• **Work to complete**:
Check every line of the material for the word "from". Copy those that have it.

• **Material shown**:
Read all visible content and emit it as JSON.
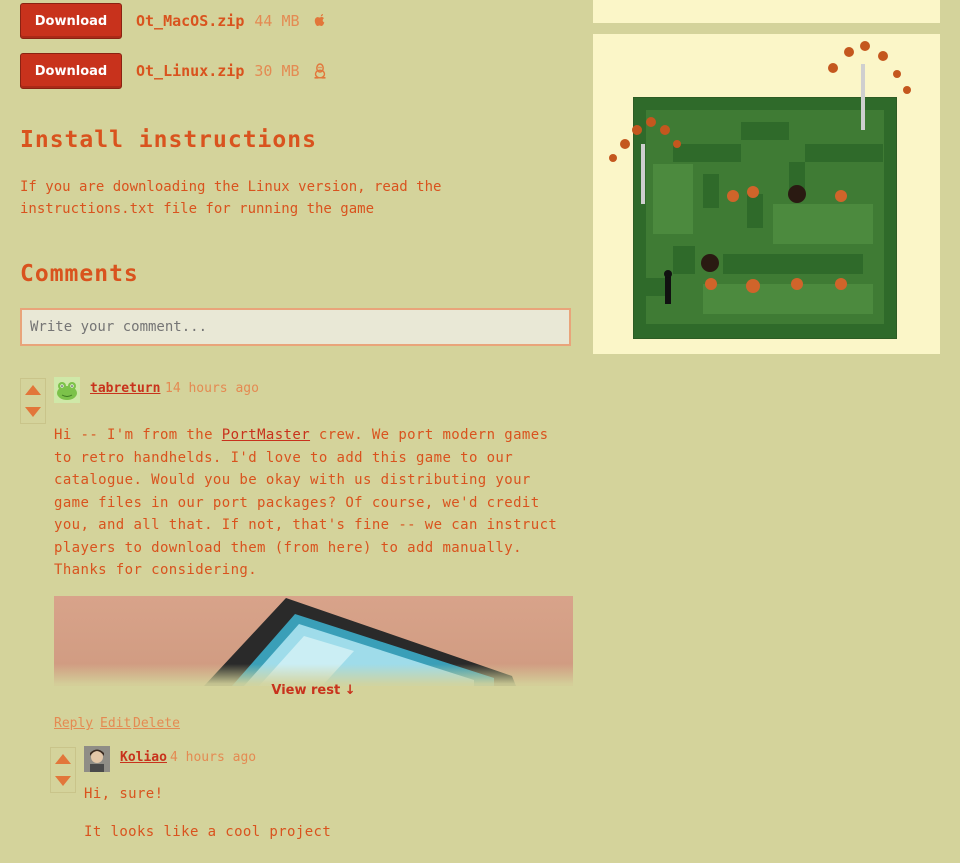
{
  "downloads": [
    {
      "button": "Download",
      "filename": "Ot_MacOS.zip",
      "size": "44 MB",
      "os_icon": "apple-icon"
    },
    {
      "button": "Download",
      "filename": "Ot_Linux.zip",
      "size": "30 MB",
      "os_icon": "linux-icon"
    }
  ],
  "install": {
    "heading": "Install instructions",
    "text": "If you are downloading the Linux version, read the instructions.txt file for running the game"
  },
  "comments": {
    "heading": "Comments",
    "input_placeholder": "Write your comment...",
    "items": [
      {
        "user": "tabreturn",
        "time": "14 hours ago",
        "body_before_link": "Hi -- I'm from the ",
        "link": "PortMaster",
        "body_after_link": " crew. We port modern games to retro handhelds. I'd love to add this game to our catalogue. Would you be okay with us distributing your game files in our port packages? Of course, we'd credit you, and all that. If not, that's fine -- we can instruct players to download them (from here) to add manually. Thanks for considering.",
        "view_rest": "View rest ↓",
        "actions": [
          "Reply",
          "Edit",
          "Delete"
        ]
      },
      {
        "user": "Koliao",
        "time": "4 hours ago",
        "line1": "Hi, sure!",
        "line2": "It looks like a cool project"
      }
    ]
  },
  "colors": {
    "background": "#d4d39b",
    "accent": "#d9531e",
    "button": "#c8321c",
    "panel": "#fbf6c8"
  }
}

• **Exercise answer**:
        "body_before_link": "Hi -- I'm from the ",
        "body_after_link": " crew. We port modern games to retro handhelds. I'd love to add this game to our catalogue. Would you be okay with us distributing your game files in our port packages? Of course, we'd credit you, and all that. If not, that's fine -- we can instruct players to download them (from here) to add manually. Thanks for considering.",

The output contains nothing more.